= Problem description =
Each line that includes "number" must be copied from the records.

*** Exercise materials Section Begins ***

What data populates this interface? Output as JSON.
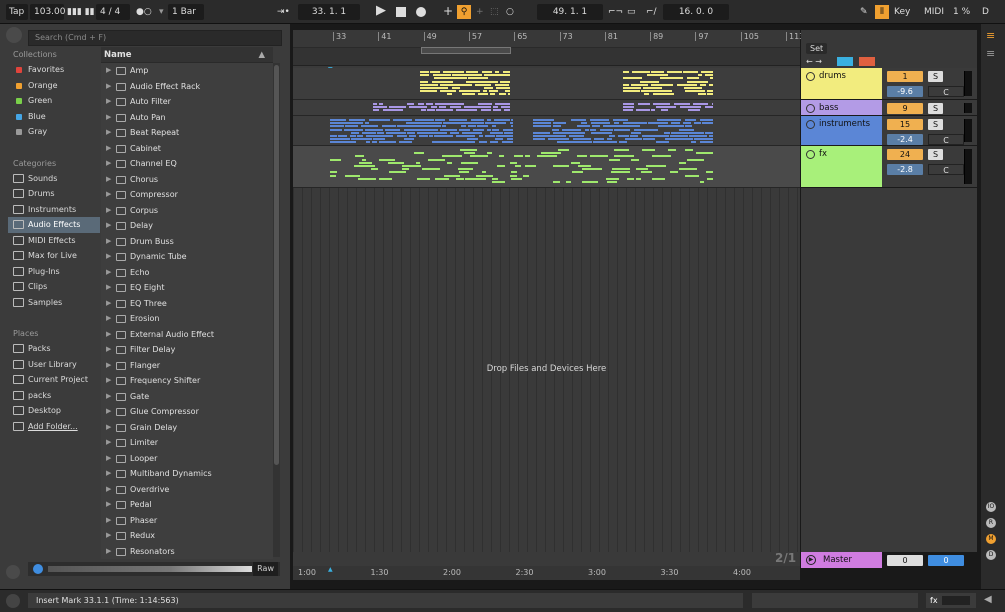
{
  "transport": {
    "tap": "Tap",
    "tempo": "103.00",
    "meter_icon": "metronome-bars-icon",
    "signature": "4 / 4",
    "follow": "●○",
    "quantize": "1 Bar",
    "position": "33.  1.  1",
    "punch_pos": "49.  1.  1",
    "loop_len": "16.  0.  0",
    "key_label": "Key",
    "midi_label": "MIDI",
    "cpu": "1 %",
    "d_label": "D"
  },
  "browser": {
    "search_placeholder": "Search (Cmd + F)",
    "collections_title": "Collections",
    "collections": [
      {
        "label": "Favorites",
        "color": "#e0443c"
      },
      {
        "label": "Orange",
        "color": "#f0a030"
      },
      {
        "label": "Green",
        "color": "#7ad04a"
      },
      {
        "label": "Blue",
        "color": "#45a6e6"
      },
      {
        "label": "Gray",
        "color": "#9a9a9a"
      }
    ],
    "categories_title": "Categories",
    "categories": [
      "Sounds",
      "Drums",
      "Instruments",
      "Audio Effects",
      "MIDI Effects",
      "Max for Live",
      "Plug-Ins",
      "Clips",
      "Samples"
    ],
    "places_title": "Places",
    "places": [
      "Packs",
      "User Library",
      "Current Project",
      "packs",
      "Desktop",
      "Add Folder..."
    ],
    "name_header": "Name",
    "items": [
      "Amp",
      "Audio Effect Rack",
      "Auto Filter",
      "Auto Pan",
      "Beat Repeat",
      "Cabinet",
      "Channel EQ",
      "Chorus",
      "Compressor",
      "Corpus",
      "Delay",
      "Drum Buss",
      "Dynamic Tube",
      "Echo",
      "EQ Eight",
      "EQ Three",
      "Erosion",
      "External Audio Effect",
      "Filter Delay",
      "Flanger",
      "Frequency Shifter",
      "Gate",
      "Glue Compressor",
      "Grain Delay",
      "Limiter",
      "Looper",
      "Multiband Dynamics",
      "Overdrive",
      "Pedal",
      "Phaser",
      "Redux",
      "Resonators"
    ],
    "raw_label": "Raw"
  },
  "arrangement": {
    "bar_ticks": [
      "33",
      "41",
      "49",
      "57",
      "65",
      "73",
      "81",
      "89",
      "97",
      "105",
      "113"
    ],
    "time_ticks": [
      "1:00",
      "1:30",
      "2:00",
      "2:30",
      "3:00",
      "3:30",
      "4:00"
    ],
    "drop_text": "Drop Files and Devices Here",
    "set_label": "Set",
    "page_indicator": "2/1"
  },
  "tracks": [
    {
      "name": "drums",
      "color": "#f2ec7e",
      "number": "1",
      "volume": "-9.6",
      "pan": "C",
      "clip_color": "#f2ec7e"
    },
    {
      "name": "bass",
      "color": "#b39be6",
      "number": "9",
      "volume": "",
      "pan": "",
      "clip_color": "#a997e6"
    },
    {
      "name": "instruments",
      "color": "#5b86d6",
      "number": "15",
      "volume": "-2.4",
      "pan": "C",
      "clip_color": "#5b86d6"
    },
    {
      "name": "fx",
      "color": "#a8f07a",
      "number": "24",
      "volume": "-2.8",
      "pan": "C",
      "clip_color": "#9fe86d"
    }
  ],
  "master": {
    "name": "Master",
    "color": "#d07ce0",
    "value": "0",
    "value2": "0"
  },
  "status": {
    "message": "Insert Mark 33.1.1 (Time: 1:14:563)",
    "fx_label": "fx"
  }
}
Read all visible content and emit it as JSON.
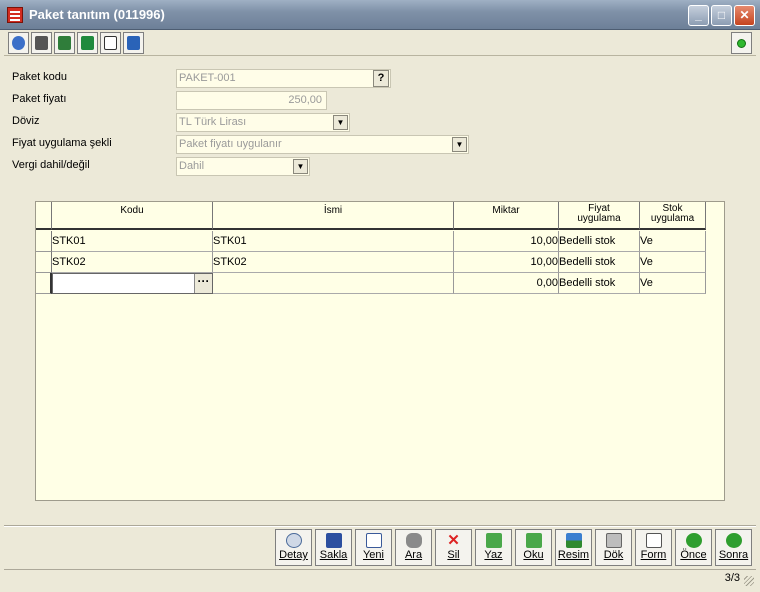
{
  "window": {
    "title": "Paket tanıtım (011996)",
    "min": "_",
    "max": "□",
    "close": "✕"
  },
  "toolbar": {
    "icons": [
      "help-icon",
      "calculator-icon",
      "report-icon",
      "excel-icon",
      "home-icon",
      "print-preview-icon"
    ],
    "status_color": "#2fb82f"
  },
  "form": {
    "paket_kodu": {
      "label": "Paket kodu",
      "value": "PAKET-001",
      "lookup": "?"
    },
    "paket_fiyati": {
      "label": "Paket fiyatı",
      "value": "250,00"
    },
    "doviz": {
      "label": "Döviz",
      "value": "TL  Türk Lirası"
    },
    "fiyat_uygulama": {
      "label": "Fiyat uygulama şekli",
      "value": "Paket fiyatı uygulanır"
    },
    "vergi": {
      "label": "Vergi dahil/değil",
      "value": "Dahil"
    }
  },
  "grid": {
    "headers": {
      "kodu": "Kodu",
      "ismi": "İsmi",
      "miktar": "Miktar",
      "fiyat_line1": "Fiyat",
      "fiyat_line2": "uygulama",
      "stok_line1": "Stok",
      "stok_line2": "uygulama"
    },
    "rows": [
      {
        "kodu": "STK01",
        "ismi": "STK01",
        "miktar": "10,00",
        "fiyat": "Bedelli stok",
        "stok": "Ve"
      },
      {
        "kodu": "STK02",
        "ismi": "STK02",
        "miktar": "10,00",
        "fiyat": "Bedelli stok",
        "stok": "Ve"
      },
      {
        "kodu": "",
        "ismi": "",
        "miktar": "0,00",
        "fiyat": "Bedelli stok",
        "stok": "Ve"
      }
    ],
    "ellipsis": "···"
  },
  "actions": {
    "detay": "Detay",
    "sakla": "Sakla",
    "yeni": "Yeni",
    "ara": "Ara",
    "sil": "Sil",
    "yaz": "Yaz",
    "oku": "Oku",
    "resim": "Resim",
    "dok": "Dök",
    "form": "Form",
    "once": "Önce",
    "sonra": "Sonra"
  },
  "status": {
    "page": "3/3"
  }
}
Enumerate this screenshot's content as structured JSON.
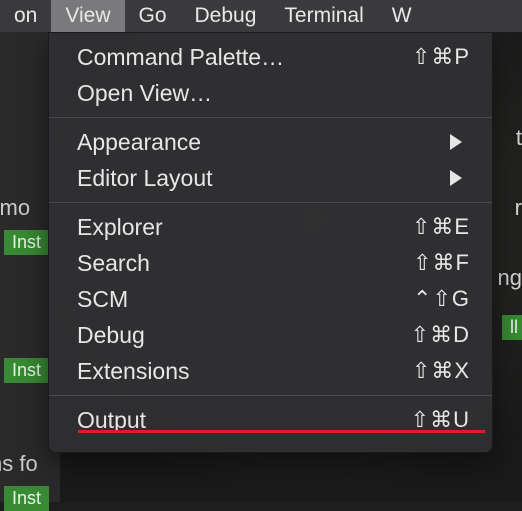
{
  "menubar": {
    "items": [
      {
        "label": "on",
        "selected": false
      },
      {
        "label": "View",
        "selected": true
      },
      {
        "label": "Go",
        "selected": false
      },
      {
        "label": "Debug",
        "selected": false
      },
      {
        "label": "Terminal",
        "selected": false
      },
      {
        "label": "W",
        "selected": false
      }
    ]
  },
  "dropdown": {
    "section1": [
      {
        "label": "Command Palette…",
        "shortcut": "⇧⌘P"
      },
      {
        "label": "Open View…",
        "shortcut": ""
      }
    ],
    "section2": [
      {
        "label": "Appearance",
        "submenu": true
      },
      {
        "label": "Editor Layout",
        "submenu": true
      }
    ],
    "section3": [
      {
        "label": "Explorer",
        "shortcut": "⇧⌘E"
      },
      {
        "label": "Search",
        "shortcut": "⇧⌘F"
      },
      {
        "label": "SCM",
        "shortcut": "⌃⇧G"
      },
      {
        "label": "Debug",
        "shortcut": "⇧⌘D"
      },
      {
        "label": "Extensions",
        "shortcut": "⇧⌘X"
      }
    ],
    "section4": [
      {
        "label": "Output",
        "shortcut": "⇧⌘U"
      }
    ]
  },
  "background": {
    "frag_remote": "remo",
    "frag_nsfo": "ns fo",
    "install1": "Inst",
    "install2": "Inst",
    "install3": "Inst",
    "right_t": "t",
    "right_r": "r",
    "right_ng": "ng",
    "right_badge": "ll"
  }
}
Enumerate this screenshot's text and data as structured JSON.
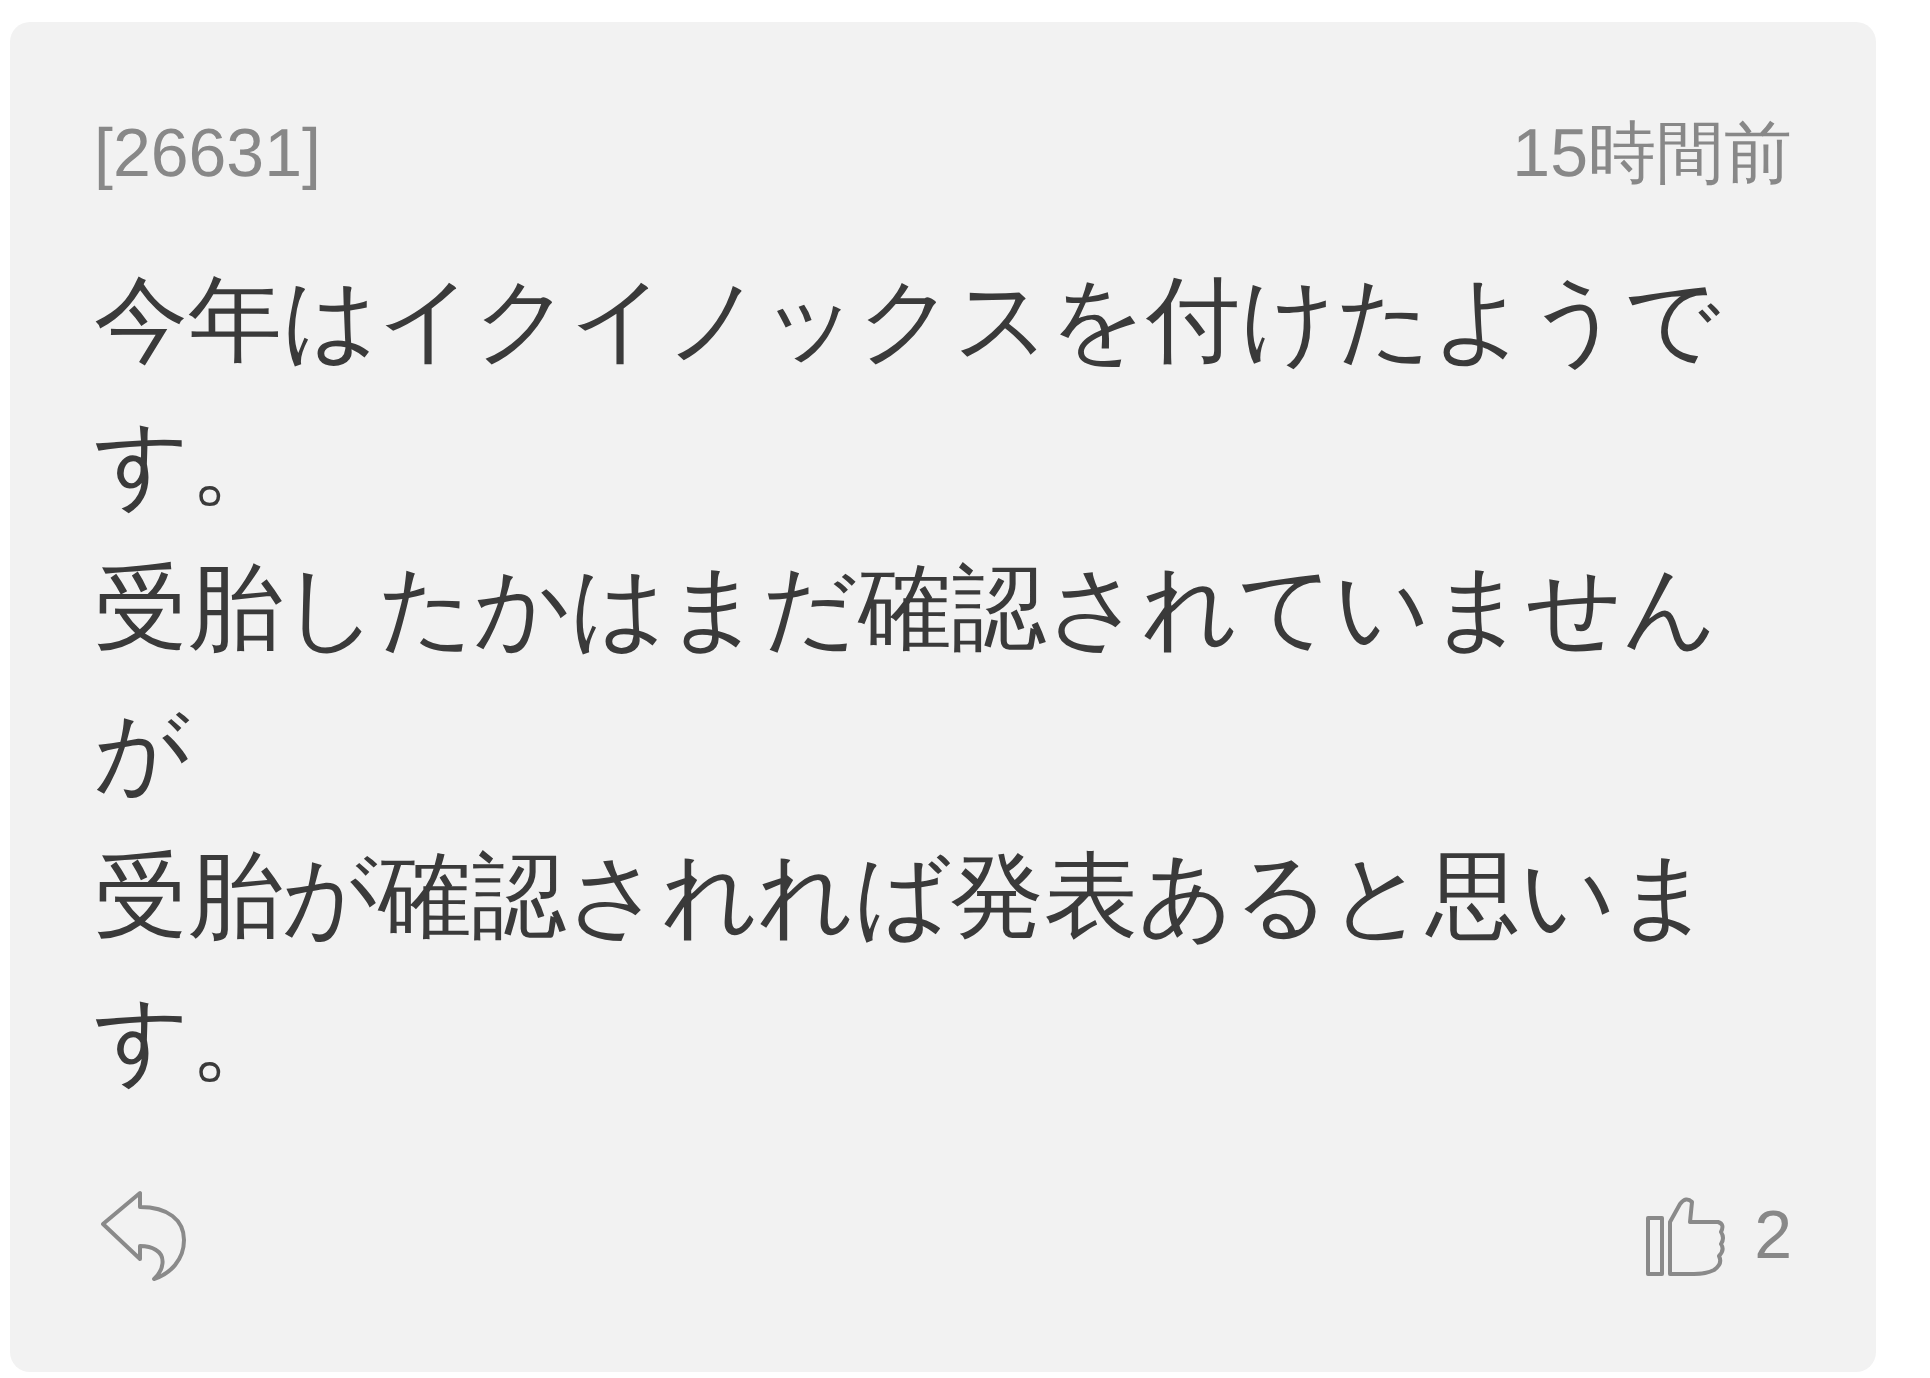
{
  "comment": {
    "number": "[26631]",
    "time": "15時間前",
    "paragraphs": [
      "今年はイクイノックスを付けたようです。",
      "受胎したかはまだ確認されていませんが",
      "受胎が確認されれば発表あると思います。"
    ],
    "like_count": "2"
  }
}
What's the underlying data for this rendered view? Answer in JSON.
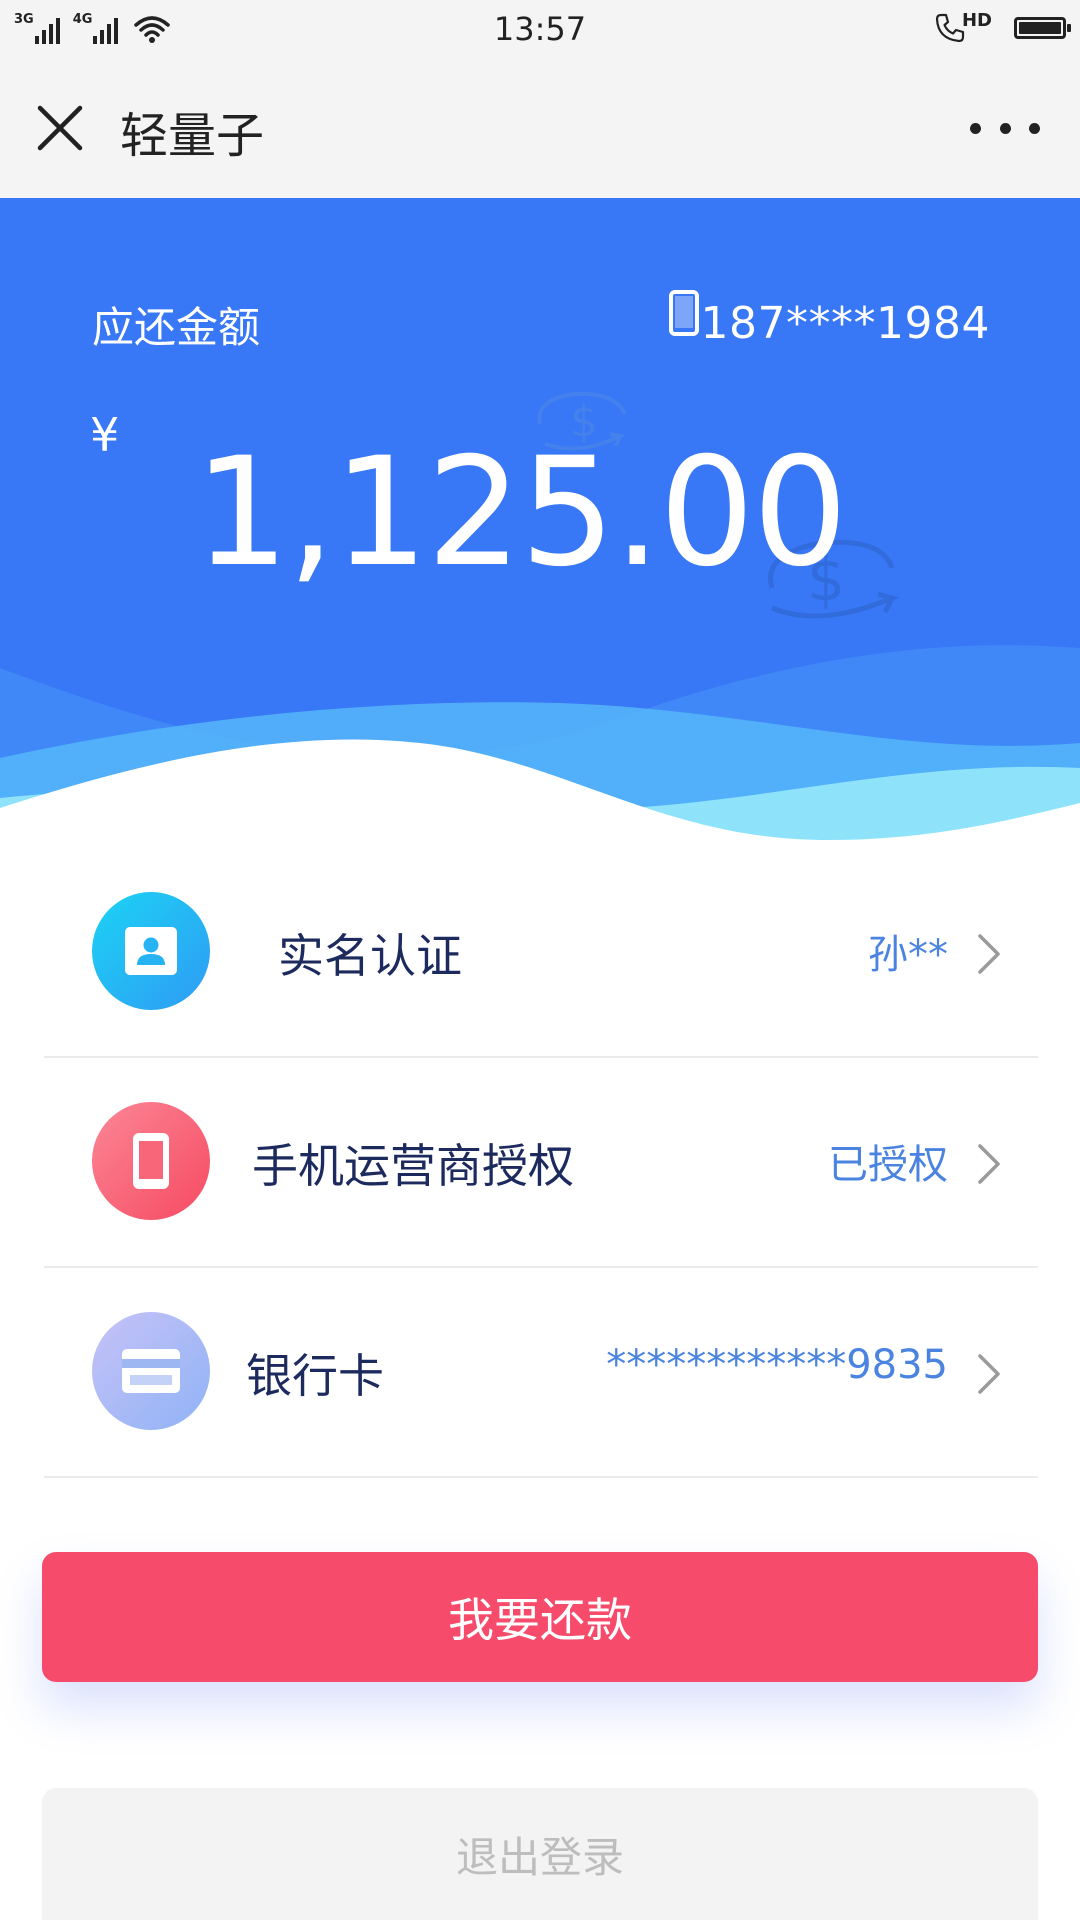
{
  "status_bar": {
    "network_1": "3G",
    "network_2": "4G",
    "time": "13:57",
    "hd_label": "HD",
    "icons": [
      "signal-icon",
      "wifi-icon",
      "phone-call-icon",
      "battery-icon"
    ]
  },
  "nav": {
    "title": "轻量子",
    "close_icon": "close-icon",
    "more_icon": "more-icon"
  },
  "repayment": {
    "label": "应还金额",
    "phone": "187****1984",
    "currency_symbol": "¥",
    "amount": "1,125.00"
  },
  "items": [
    {
      "label": "实名认证",
      "value": "孙**",
      "icon": "id-card-icon"
    },
    {
      "label": "手机运营商授权",
      "value": "已授权",
      "icon": "mobile-phone-icon"
    },
    {
      "label": "银行卡",
      "value": "************9835",
      "icon": "bank-card-icon"
    }
  ],
  "buttons": {
    "repay": "我要还款",
    "logout": "退出登录"
  },
  "colors": {
    "hero_blue": "#3877f5",
    "wave_light": "#56b6f9",
    "wave_cyan": "#8ee3fb",
    "primary_red": "#f74b6c",
    "text_navy": "#1c2a5e",
    "value_blue": "#4b83e0",
    "nav_background": "#f4f4f4"
  }
}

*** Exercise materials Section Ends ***

= Answer to the exercise =
      "number": "1",
      "number": "9",
      "number": "15",
      "number": "24",
    "number": "[26631]",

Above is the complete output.